When looking into investment opportunities to grow and nurture your hard-earned money, you face hundreds of options in various asset classes. However, there is one option that comes across everyone’s plate: gold.
There are many types of ways of investing in gold ranging from simple methods such as hoarding 20-dollar gold coins and gold jewelry, to more complex options like single stocks, closed-end funds, or gold backed IRAs. However, instead of taking a deep dive into each option, in this article, you will learn the viability and history of gold investment as a whole.
Investing in gold is nothing new and has been the subject of many contentious debates over the decades. Some go as far as to say that investing in gold is the only sure-fire way to secure a return on investment or at least retain an investment, as gold is the single commodity that holds its value over time in an erratic economy.
Regarding personal investment, it is just as contentious an issue as many people do not quite understand the actual role of gold, nor how, when and when not to invest in it. We take a quick look at the viability of looking to gold as a retirement investment.
History Of Gold
Less than a century ago, gold was backing the U.S economy: meaning that the Federal Reserve could print money according to how much physical gold the government had in its reserve. This had been the economic standard in many parts of the world.
In 1933, the Great Depression hit America and President Franklin Roosevelt was forced to make drastic decisions to keep the US afloat in a catastrophic economy.
In a desperate attempt to dampen the consequences of the depression, Roosevelt ended the traditional gold standard in the US.
To be able to print more money, the government would need far more gold in reserve and, so the US government mandated all citizens owning gold worth more than $100 to sell their gold to the federal reserve.
In 1934, the government increased the gold price in the federal reserve leading to a 69% increase in asset values.
In short, by increasing the value of gold, the government could print more money.
By printing more money, the value of each individual dollar began to decrease thus leading to inflation.
The Current Status Of Gold In The U.S
Interest rates and US fiscal policy affect the current price of gold. Right now, the Federal Reserve, the Senate and the House of representatives have been playing an intricate power game with gold prices by passing the recent tax bill along with increasing interest rates.
President Trump has had a pro-gold stance and is even advocating bringing back the gold standard, with many expert economists advising against this as it would limit government intervention during a recession.
Investing In Gold For Retirement

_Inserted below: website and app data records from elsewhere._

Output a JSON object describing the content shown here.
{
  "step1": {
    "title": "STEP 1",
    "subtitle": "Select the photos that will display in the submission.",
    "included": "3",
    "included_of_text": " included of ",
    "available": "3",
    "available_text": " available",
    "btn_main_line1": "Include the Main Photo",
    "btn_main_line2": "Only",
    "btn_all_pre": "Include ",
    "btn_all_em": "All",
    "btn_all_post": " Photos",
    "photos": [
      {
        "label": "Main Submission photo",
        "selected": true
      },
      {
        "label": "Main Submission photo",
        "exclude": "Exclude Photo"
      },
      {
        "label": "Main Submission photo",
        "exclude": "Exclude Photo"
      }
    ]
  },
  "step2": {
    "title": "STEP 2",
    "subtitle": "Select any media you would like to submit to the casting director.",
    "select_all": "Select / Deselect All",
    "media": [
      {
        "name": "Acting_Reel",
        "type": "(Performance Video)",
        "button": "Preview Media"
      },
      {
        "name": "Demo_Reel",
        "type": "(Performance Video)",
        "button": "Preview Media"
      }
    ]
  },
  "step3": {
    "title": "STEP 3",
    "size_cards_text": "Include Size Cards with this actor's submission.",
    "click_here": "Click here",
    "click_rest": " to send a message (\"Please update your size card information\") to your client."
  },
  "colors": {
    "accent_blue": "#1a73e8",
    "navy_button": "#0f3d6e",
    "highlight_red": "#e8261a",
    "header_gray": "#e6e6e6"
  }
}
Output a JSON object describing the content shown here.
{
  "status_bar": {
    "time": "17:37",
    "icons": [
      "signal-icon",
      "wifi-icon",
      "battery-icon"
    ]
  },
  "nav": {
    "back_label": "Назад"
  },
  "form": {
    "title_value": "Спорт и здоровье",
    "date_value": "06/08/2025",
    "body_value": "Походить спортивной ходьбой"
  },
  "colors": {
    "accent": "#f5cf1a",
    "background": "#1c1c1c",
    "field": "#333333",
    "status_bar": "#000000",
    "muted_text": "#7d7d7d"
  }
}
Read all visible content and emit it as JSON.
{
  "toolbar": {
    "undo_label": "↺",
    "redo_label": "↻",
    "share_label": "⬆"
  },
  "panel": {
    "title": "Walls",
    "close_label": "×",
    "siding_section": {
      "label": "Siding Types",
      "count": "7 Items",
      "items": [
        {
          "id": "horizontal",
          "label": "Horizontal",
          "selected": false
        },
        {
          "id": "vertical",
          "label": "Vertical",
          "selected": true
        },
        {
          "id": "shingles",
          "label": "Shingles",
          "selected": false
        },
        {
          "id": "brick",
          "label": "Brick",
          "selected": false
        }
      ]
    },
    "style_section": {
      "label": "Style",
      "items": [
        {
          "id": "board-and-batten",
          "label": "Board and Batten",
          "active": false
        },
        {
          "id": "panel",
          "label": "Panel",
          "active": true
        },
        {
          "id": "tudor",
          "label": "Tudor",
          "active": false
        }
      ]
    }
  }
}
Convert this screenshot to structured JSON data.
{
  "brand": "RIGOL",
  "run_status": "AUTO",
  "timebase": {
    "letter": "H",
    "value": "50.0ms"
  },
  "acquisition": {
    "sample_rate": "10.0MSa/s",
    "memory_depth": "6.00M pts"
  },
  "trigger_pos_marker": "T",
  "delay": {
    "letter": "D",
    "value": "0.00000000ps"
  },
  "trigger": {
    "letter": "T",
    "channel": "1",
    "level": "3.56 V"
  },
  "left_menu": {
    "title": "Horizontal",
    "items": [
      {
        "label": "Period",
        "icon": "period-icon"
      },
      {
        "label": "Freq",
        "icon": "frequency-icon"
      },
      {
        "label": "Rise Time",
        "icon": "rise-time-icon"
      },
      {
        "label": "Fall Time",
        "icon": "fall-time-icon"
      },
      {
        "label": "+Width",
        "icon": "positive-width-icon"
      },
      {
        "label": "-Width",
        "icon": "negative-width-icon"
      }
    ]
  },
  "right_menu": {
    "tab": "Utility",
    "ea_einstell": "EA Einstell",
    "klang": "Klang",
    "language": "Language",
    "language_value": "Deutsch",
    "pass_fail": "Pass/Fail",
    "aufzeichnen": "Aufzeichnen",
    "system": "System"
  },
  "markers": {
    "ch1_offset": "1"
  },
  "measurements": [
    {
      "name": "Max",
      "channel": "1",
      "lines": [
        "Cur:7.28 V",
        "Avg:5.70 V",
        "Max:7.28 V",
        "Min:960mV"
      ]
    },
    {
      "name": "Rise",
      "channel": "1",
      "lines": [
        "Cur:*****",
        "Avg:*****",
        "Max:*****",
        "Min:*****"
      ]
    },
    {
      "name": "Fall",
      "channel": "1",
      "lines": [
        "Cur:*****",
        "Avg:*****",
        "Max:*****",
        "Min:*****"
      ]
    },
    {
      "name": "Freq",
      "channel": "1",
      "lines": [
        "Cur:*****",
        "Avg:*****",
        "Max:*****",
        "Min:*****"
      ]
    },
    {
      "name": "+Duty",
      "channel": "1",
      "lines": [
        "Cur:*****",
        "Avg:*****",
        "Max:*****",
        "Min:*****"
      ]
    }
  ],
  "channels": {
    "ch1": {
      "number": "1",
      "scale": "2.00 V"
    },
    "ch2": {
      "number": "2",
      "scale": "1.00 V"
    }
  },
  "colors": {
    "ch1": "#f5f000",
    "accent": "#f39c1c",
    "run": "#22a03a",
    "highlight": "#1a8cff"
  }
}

When we talk of investing in gold for retirement, we are usually referring to gold-backed IRA’s. However, these retirement accounts do not just use gold, but a combination of four precious metals, namely platinum, gold, silver and palladium, with metals allocated to account-holder depending on their profile.
Summed Up: Pros And Cons Of Investing In Gold For Retirement
In the long-term, these accounts do retain their value, even against erratic inflation rates. Compared to other assets, gold is a relatively low-risk investment in an inflationary market. For these reasons, they add great diversity to any portfolio.
This investment requires a lot of IRS regulation, which determines how and where the metals are stored, limiting your access to them. Gold is also riskier in a deflationary market versus an inflationary one.
There are other risk factors, especially for older people who may not always have time on their side to recover from the effects of fluctuating gold prices.